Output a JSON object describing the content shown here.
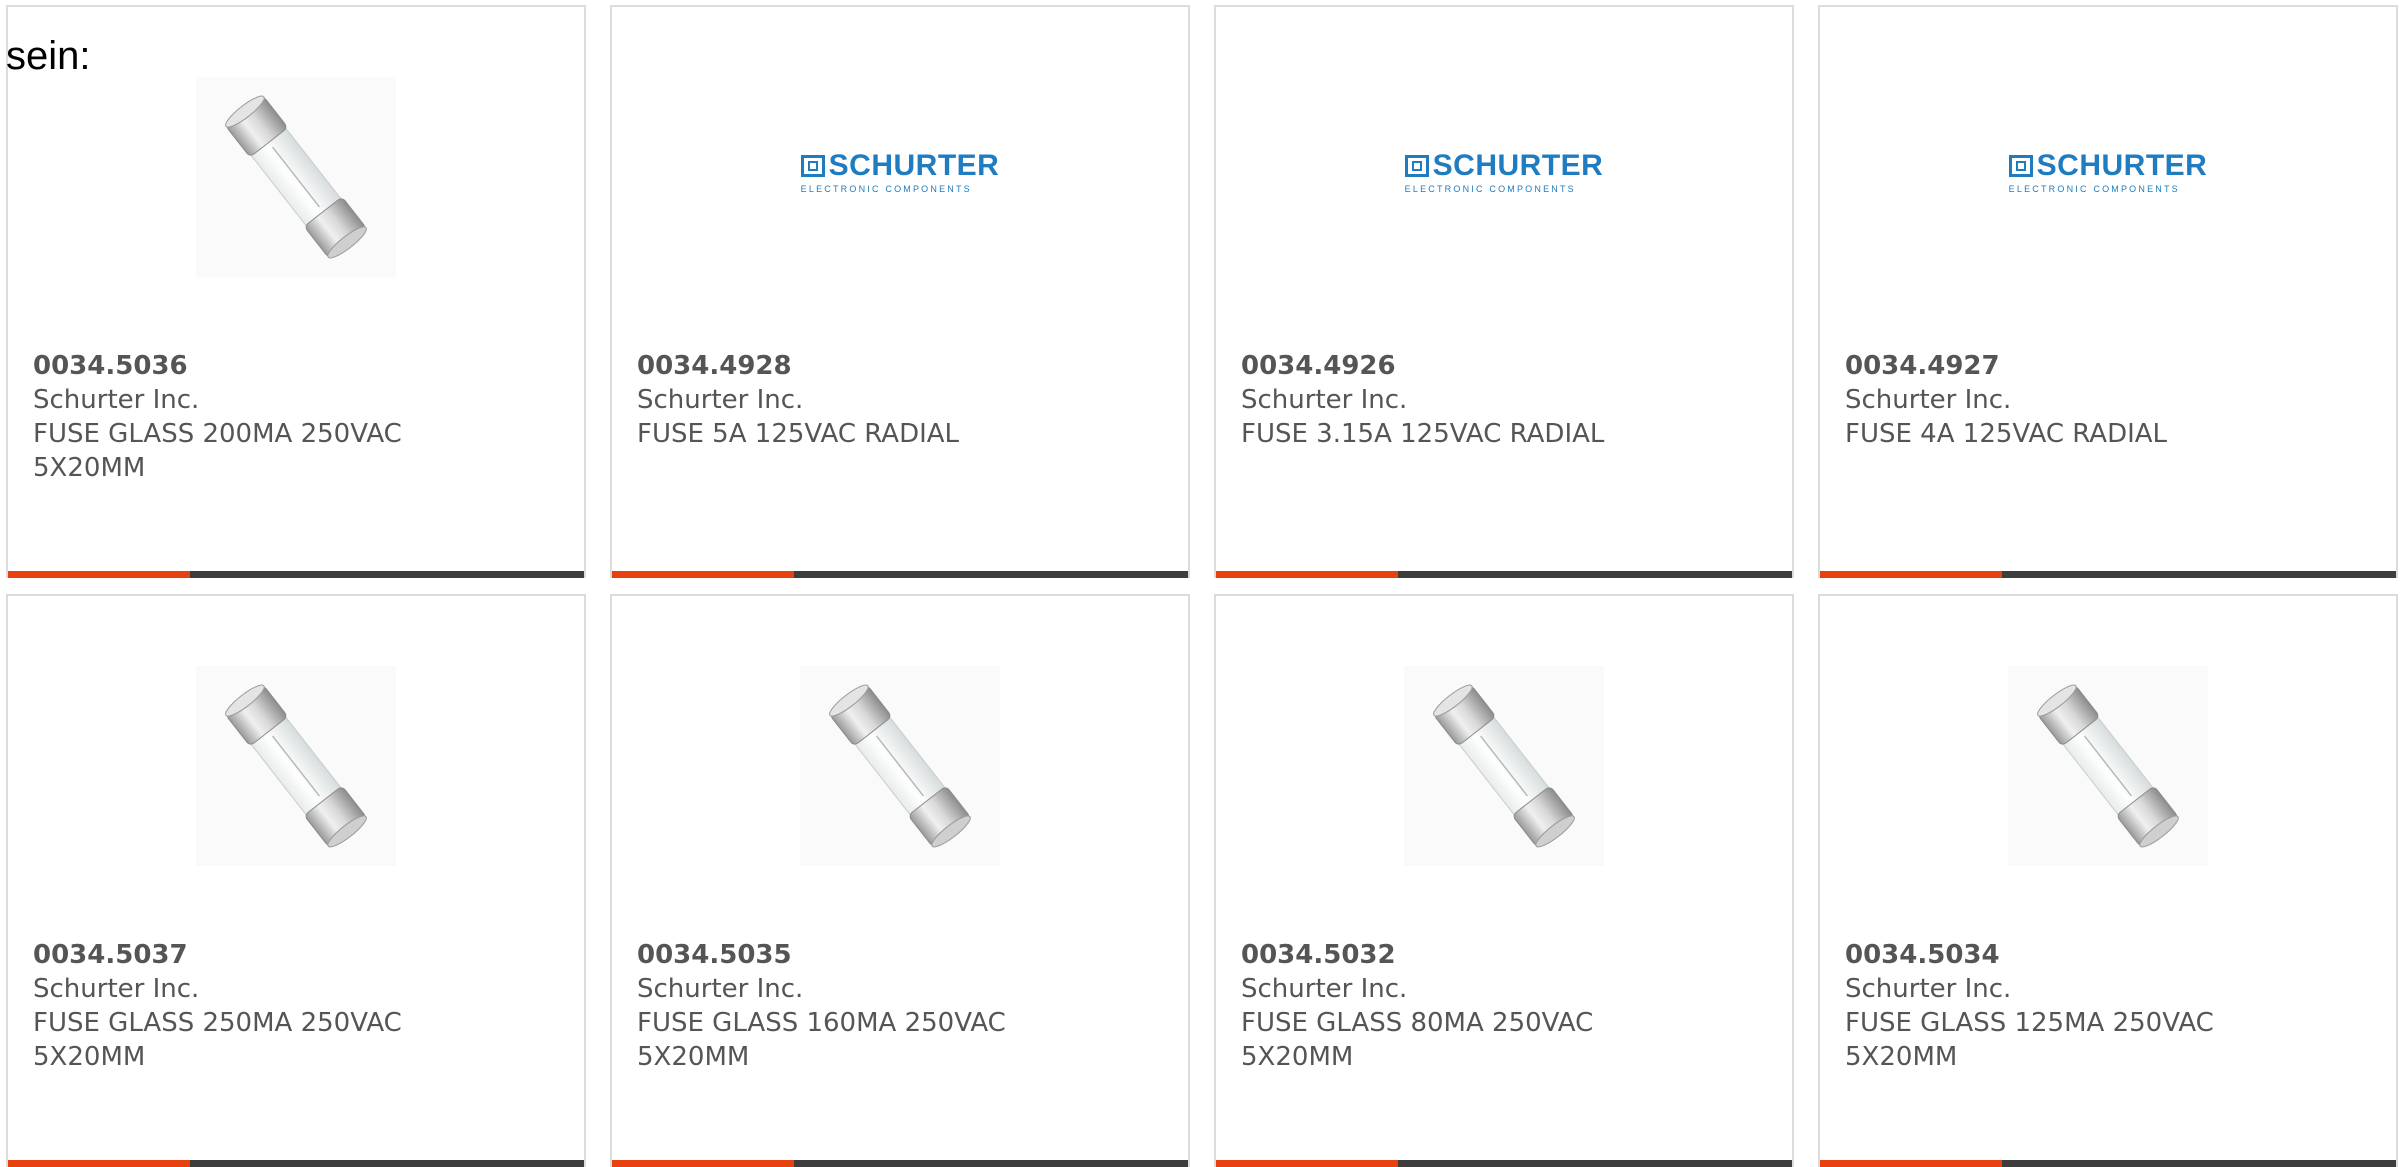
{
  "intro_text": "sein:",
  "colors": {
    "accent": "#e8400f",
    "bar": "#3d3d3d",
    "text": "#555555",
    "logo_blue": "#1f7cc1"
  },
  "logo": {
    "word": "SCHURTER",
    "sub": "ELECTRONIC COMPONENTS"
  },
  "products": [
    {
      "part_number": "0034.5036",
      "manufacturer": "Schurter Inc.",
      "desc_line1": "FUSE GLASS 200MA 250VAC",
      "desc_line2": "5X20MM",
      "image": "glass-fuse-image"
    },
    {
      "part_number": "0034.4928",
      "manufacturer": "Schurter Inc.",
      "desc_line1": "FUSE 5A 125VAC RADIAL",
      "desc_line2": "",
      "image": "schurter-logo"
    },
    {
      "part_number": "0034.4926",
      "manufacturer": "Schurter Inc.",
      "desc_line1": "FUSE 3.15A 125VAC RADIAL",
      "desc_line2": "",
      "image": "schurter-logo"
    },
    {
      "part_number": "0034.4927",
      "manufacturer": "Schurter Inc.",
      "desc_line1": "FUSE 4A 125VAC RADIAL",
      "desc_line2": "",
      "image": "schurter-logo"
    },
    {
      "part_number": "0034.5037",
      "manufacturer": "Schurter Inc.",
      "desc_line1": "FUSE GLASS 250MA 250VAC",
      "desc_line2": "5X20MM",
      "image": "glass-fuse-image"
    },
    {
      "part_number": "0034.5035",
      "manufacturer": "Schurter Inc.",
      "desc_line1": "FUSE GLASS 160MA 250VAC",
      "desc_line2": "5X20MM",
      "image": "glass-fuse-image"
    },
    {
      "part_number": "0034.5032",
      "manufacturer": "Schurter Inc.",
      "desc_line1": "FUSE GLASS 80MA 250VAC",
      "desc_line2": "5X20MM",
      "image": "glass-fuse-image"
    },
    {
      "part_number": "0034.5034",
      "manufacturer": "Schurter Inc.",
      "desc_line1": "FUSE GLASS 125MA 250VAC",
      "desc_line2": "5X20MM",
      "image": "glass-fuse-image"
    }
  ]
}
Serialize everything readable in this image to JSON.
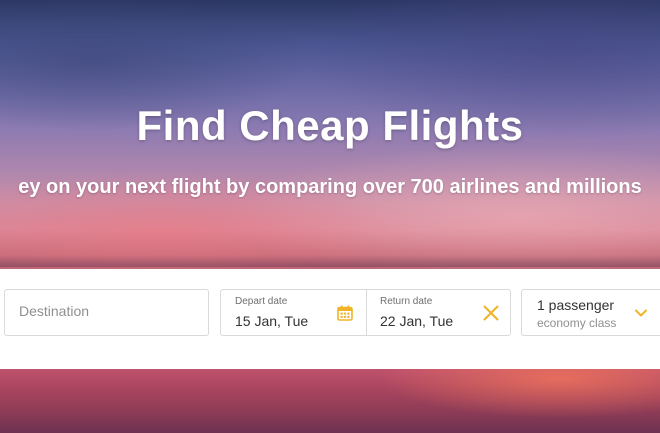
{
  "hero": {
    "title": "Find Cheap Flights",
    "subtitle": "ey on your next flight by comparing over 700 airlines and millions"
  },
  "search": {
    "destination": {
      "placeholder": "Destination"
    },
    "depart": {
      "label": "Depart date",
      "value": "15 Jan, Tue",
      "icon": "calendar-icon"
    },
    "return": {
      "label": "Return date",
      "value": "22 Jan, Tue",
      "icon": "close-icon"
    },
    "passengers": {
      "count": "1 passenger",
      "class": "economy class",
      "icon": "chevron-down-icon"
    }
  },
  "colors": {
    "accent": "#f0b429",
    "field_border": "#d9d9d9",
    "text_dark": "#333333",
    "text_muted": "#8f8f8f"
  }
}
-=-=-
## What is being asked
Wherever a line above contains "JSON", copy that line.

## Response area
Output a JSON object describing the content shown here.
Serialize everything readable in this image to JSON.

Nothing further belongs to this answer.